I think the question of why now is not necessary but rather, why not? For Diana Gabaldon to write stories that take on their own lives and don’t just rest on the page but jump out, expand a reader’s imagination, and manifest into infinite and varied ways is a true gift. It knows no bounds and goes beyond age and time. I am one of the many fans that have fallen under its spell and it’s apparent that the TV show adaptation heightens the fandom to a new level. I think that it proves that in its essence, it’s a story that needs to be shared and most importantly experienced.
It doesn’t hurt that both the show and book stimulate intellectual conversation. That’s brain candy for some of us! How many online articles, podcasts, and discussion threads have proliferated and touched on the layered themes, characterizations, performances, and prose.

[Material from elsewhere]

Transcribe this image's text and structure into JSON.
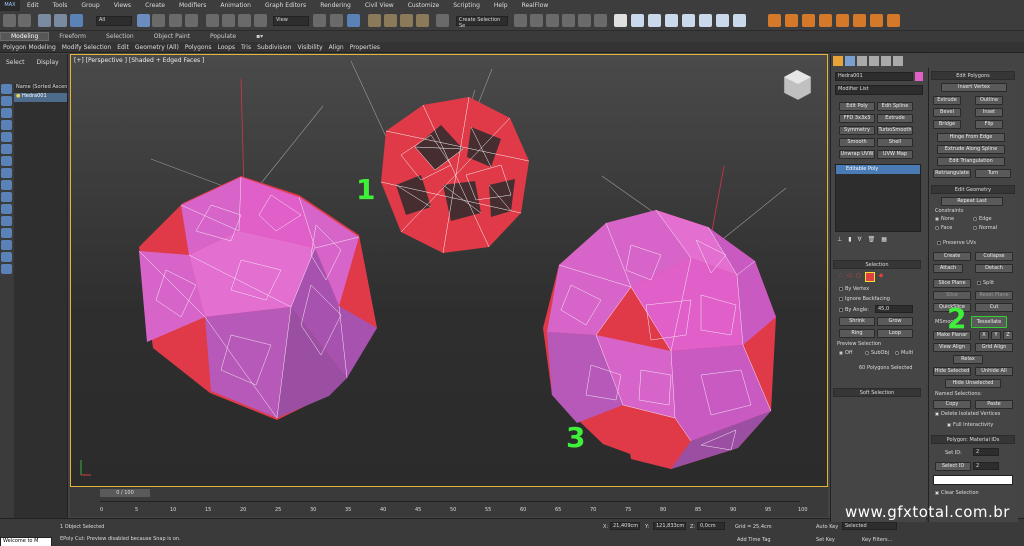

Some of my favorite topics: smartly written and complex female protagonists, strong male relationships, twisting trite genre conventions and archetypes on their head, female pleasure and the female gaze, writing screenplays and the adaptation process.
As a visual medium, I’ve written before what the influence a show of this caliber does to an “industry professional” like myself who aspires to someday create content that is as enriching, engaging, and creative. Although this period is the so-called “Golden Age of Television”, I don’t watch a lot of it! So perhaps I’m biased or narrow-minded? Regardless, for me the show sets a bar and every day when I’m working on a project that sucks the creative life out of me, I pray to the entertainment gods to some day bestow their grace and unveil an opportunity to work on something special like Outlander. Hearing my favorite Producers explain their adaptive and creative choices provides fodder for those like me who see themselves one day in their shoes.
In the meantime, compared to the long-term fans, I know I am not the only fan out there that has only recently discovered this burgeoning phenomenon. Nonetheless we all coalesce and share our love and inspiration in various ways; rising above some of the online voices that choose to hurt and hinder the conversation.
As Season 3 and 4 (eventually 5, 6, etc) are added to our TV or streaming roster, I’m looking forward to all the various ways the fans dig into the deep layers, itch that intellectual scratch, and procure delightful conversations on so many topics. The Outlander fandom is my current example as was Bush when I was younger – I think that these shared experiences among fandoms through the ages harkens to our innate desire as people to connect with other like-minded ones. We find our tribes and follow suit.
Hail to the prolific auteur who started it all, Diana Gabaldon, without whom the creative and imaginative spark would not light and cast all these glowing flames that then ignite others.
A few fun related articles from critics and fans:
You Belong to Me – The fanfiction boom is reshaping the power dynamic between creators and consumers.